* Task goal:
All of the records should be given back exactly and in full.

* Records for the exercise:
********************

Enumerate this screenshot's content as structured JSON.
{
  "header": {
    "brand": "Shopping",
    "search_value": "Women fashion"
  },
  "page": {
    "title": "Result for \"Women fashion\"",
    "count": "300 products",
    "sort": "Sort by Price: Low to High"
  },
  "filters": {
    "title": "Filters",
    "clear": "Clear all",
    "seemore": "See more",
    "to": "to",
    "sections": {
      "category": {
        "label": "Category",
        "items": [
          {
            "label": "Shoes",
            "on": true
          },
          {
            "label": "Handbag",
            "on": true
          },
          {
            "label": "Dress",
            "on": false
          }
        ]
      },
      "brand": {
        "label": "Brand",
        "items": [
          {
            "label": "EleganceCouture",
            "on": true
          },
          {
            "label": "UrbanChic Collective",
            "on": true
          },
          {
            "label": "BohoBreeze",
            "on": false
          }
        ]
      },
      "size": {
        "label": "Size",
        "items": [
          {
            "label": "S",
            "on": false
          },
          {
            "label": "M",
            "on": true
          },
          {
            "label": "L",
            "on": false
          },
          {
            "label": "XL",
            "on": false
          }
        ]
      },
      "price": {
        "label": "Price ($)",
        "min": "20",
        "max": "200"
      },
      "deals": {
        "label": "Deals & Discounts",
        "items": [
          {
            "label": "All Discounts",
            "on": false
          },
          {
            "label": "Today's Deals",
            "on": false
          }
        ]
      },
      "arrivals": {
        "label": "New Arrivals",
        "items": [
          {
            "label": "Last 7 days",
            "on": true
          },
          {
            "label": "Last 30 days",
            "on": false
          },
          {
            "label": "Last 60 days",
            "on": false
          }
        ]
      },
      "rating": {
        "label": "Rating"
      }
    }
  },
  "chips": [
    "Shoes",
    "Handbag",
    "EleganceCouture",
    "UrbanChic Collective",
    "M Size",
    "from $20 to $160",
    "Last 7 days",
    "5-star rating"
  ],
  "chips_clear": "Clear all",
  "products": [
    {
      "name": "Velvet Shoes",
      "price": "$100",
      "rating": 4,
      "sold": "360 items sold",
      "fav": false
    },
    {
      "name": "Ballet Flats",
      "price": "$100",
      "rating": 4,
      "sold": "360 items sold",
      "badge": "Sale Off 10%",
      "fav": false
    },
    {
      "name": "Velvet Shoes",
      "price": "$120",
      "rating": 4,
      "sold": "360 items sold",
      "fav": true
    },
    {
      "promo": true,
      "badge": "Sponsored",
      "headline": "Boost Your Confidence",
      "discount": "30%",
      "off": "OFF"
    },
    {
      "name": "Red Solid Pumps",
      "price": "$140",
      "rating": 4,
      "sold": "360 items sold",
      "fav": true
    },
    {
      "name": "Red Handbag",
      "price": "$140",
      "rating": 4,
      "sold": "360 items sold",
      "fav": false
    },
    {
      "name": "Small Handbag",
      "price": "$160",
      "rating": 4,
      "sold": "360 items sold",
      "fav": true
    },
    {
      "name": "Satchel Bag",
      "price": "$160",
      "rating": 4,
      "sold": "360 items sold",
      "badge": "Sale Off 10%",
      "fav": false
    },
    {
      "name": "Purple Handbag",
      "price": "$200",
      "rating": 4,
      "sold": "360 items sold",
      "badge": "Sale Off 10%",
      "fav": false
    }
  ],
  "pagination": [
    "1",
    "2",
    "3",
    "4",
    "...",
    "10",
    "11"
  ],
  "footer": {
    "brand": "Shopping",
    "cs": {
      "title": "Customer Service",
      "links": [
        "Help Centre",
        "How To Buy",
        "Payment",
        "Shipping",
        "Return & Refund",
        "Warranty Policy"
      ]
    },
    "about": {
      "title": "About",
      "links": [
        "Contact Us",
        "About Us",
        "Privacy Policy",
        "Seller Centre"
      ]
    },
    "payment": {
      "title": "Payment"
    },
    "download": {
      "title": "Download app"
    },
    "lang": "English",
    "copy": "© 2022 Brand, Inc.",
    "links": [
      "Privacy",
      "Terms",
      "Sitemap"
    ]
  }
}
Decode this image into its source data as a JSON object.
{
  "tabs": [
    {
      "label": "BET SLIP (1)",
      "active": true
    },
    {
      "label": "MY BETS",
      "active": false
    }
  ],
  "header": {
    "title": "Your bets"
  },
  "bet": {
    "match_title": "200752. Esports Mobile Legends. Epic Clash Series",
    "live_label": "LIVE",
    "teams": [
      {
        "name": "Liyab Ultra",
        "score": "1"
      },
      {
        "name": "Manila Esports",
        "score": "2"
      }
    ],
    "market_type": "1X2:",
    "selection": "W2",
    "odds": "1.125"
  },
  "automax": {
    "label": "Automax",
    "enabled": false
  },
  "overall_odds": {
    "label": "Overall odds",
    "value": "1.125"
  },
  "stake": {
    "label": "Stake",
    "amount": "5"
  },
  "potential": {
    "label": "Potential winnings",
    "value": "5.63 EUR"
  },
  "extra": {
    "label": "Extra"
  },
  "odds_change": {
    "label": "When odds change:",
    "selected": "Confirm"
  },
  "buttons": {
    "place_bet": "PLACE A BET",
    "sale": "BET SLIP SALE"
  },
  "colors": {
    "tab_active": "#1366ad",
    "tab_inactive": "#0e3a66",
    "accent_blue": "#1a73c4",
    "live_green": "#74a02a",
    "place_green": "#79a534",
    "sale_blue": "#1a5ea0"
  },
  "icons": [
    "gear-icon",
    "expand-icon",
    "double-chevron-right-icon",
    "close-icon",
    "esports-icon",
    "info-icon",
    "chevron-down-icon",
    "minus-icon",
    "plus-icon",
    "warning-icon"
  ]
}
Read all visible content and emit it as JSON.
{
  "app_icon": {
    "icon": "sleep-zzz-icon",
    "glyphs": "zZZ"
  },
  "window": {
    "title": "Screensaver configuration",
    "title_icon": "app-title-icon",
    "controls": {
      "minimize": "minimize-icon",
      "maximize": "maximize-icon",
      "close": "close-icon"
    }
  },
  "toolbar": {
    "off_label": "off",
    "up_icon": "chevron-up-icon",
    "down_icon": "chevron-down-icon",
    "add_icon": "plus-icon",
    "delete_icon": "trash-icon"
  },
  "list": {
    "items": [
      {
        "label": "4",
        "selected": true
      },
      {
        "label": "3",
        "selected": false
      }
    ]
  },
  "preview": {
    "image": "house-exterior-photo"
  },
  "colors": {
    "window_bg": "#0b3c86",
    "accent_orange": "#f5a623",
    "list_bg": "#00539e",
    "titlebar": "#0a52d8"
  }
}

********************

* Result:
Enumerate this screenshot's content as structured JSON.
{
  "header": {
    "brand": "Shopping",
    "search_value": "Women fashion"
  },
  "page": {
    "title": "Result for \"Women fashion\"",
    "count": "300 products",
    "sort": "Sort by Price: Low to High"
  },
  "filters": {
    "title": "Filters",
    "clear": "Clear all",
    "seemore": "See more",
    "to": "to",
    "sections": {
      "category": {
        "label": "Category",
        "items": [
          {
            "label": "Shoes",
            "on": true
          },
          {
            "label": "Handbag",
            "on": true
          },
          {
            "label": "Dress",
            "on": false
          }
        ]
      },
      "brand": {
        "label": "Brand",
        "items": [
          {
            "label": "EleganceCouture",
            "on": true
          },
          {
            "label": "UrbanChic Collective",
            "on": true
          },
          {
            "label": "BohoBreeze",
            "on": false
          }
        ]
      },
      "size": {
        "label": "Size",
        "items": [
          {
            "label": "S",
            "on": false
          },
          {
            "label": "M",
            "on": true
          },
          {
            "label": "L",
            "on": false
          },
          {
            "label": "XL",
            "on": false
          }
        ]
      },
      "price": {
        "label": "Price ($)",
        "min": "20",
        "max": "200"
      },
      "deals": {
        "label": "Deals & Discounts",
        "items": [
          {
            "label": "All Discounts",
            "on": false
          },
          {
            "label": "Today's Deals",
            "on": false
          }
        ]
      },
      "arrivals": {
        "label": "New Arrivals",
        "items": [
          {
            "label": "Last 7 days",
            "on": true
          },
          {
            "label": "Last 30 days",
            "on": false
          },
          {
            "label": "Last 60 days",
            "on": false
          }
        ]
      },
      "rating": {
        "label": "Rating"
      }
    }
  },
  "chips": [
    "Shoes",
    "Handbag",
    "EleganceCouture",
    "UrbanChic Collective",
    "M Size",
    "from $20 to $160",
    "Last 7 days",
    "5-star rating"
  ],
  "chips_clear": "Clear all",
  "products": [
    {
      "name": "Velvet Shoes",
      "price": "$100",
      "rating": 4,
      "sold": "360 items sold",
      "fav": false
    },
    {
      "name": "Ballet Flats",
      "price": "$100",
      "rating": 4,
      "sold": "360 items sold",
      "badge": "Sale Off 10%",
      "fav": false
    },
    {
      "name": "Velvet Shoes",
      "price": "$120",
      "rating": 4,
      "sold": "360 items sold",
      "fav": true
    },
    {
      "promo": true,
      "badge": "Sponsored",
      "headline": "Boost Your Confidence",
      "discount": "30%",
      "off": "OFF"
    },
    {
      "name": "Red Solid Pumps",
      "price": "$140",
      "rating": 4,
      "sold": "360 items sold",
      "fav": true
    },
    {
      "name": "Red Handbag",
      "price": "$140",
      "rating": 4,
      "sold": "360 items sold",
      "fav": false
    },
    {
      "name": "Small Handbag",
      "price": "$160",
      "rating": 4,
      "sold": "360 items sold",
      "fav": true
    },
    {
      "name": "Satchel Bag",
      "price": "$160",
      "rating": 4,
      "sold": "360 items sold",
      "badge": "Sale Off 10%",
      "fav": false
    },
    {
      "name": "Purple Handbag",
      "price": "$200",
      "rating": 4,
      "sold": "360 items sold",
      "badge": "Sale Off 10%",
      "fav": false
    }
  ],
  "pagination": [
    "1",
    "2",
    "3",
    "4",
    "...",
    "10",
    "11"
  ],
  "footer": {
    "brand": "Shopping",
    "cs": {
      "title": "Customer Service",
      "links": [
        "Help Centre",
        "How To Buy",
        "Payment",
        "Shipping",
        "Return & Refund",
        "Warranty Policy"
      ]
    },
    "about": {
      "title": "About",
      "links": [
        "Contact Us",
        "About Us",
        "Privacy Policy",
        "Seller Centre"
      ]
    },
    "payment": {
      "title": "Payment"
    },
    "download": {
      "title": "Download app"
    },
    "lang": "English",
    "copy": "© 2022 Brand, Inc.",
    "links": [
      "Privacy",
      "Terms",
      "Sitemap"
    ]
  }
}
Decode this image into its source data as a JSON object.
{
  "tabs": [
    {
      "label": "BET SLIP (1)",
      "active": true
    },
    {
      "label": "MY BETS",
      "active": false
    }
  ],
  "header": {
    "title": "Your bets"
  },
  "bet": {
    "match_title": "200752. Esports Mobile Legends. Epic Clash Series",
    "live_label": "LIVE",
    "teams": [
      {
        "name": "Liyab Ultra",
        "score": "1"
      },
      {
        "name": "Manila Esports",
        "score": "2"
      }
    ],
    "market_type": "1X2:",
    "selection": "W2",
    "odds": "1.125"
  },
  "automax": {
    "label": "Automax",
    "enabled": false
  },
  "overall_odds": {
    "label": "Overall odds",
    "value": "1.125"
  },
  "stake": {
    "label": "Stake",
    "amount": "5"
  },
  "potential": {
    "label": "Potential winnings",
    "value": "5.63 EUR"
  },
  "extra": {
    "label": "Extra"
  },
  "odds_change": {
    "label": "When odds change:",
    "selected": "Confirm"
  },
  "buttons": {
    "place_bet": "PLACE A BET",
    "sale": "BET SLIP SALE"
  },
  "colors": {
    "tab_active": "#1366ad",
    "tab_inactive": "#0e3a66",
    "accent_blue": "#1a73c4",
    "live_green": "#74a02a",
    "place_green": "#79a534",
    "sale_blue": "#1a5ea0"
  },
  "icons": [
    "gear-icon",
    "expand-icon",
    "double-chevron-right-icon",
    "close-icon",
    "esports-icon",
    "info-icon",
    "chevron-down-icon",
    "minus-icon",
    "plus-icon",
    "warning-icon"
  ]
}
Read all visible content and emit it as JSON.
{
  "app_icon": {
    "icon": "sleep-zzz-icon",
    "glyphs": "zZZ"
  },
  "window": {
    "title": "Screensaver configuration",
    "title_icon": "app-title-icon",
    "controls": {
      "minimize": "minimize-icon",
      "maximize": "maximize-icon",
      "close": "close-icon"
    }
  },
  "toolbar": {
    "off_label": "off",
    "up_icon": "chevron-up-icon",
    "down_icon": "chevron-down-icon",
    "add_icon": "plus-icon",
    "delete_icon": "trash-icon"
  },
  "list": {
    "items": [
      {
        "label": "4",
        "selected": true
      },
      {
        "label": "3",
        "selected": false
      }
    ]
  },
  "preview": {
    "image": "house-exterior-photo"
  },
  "colors": {
    "window_bg": "#0b3c86",
    "accent_orange": "#f5a623",
    "list_bg": "#00539e",
    "titlebar": "#0a52d8"
  }
}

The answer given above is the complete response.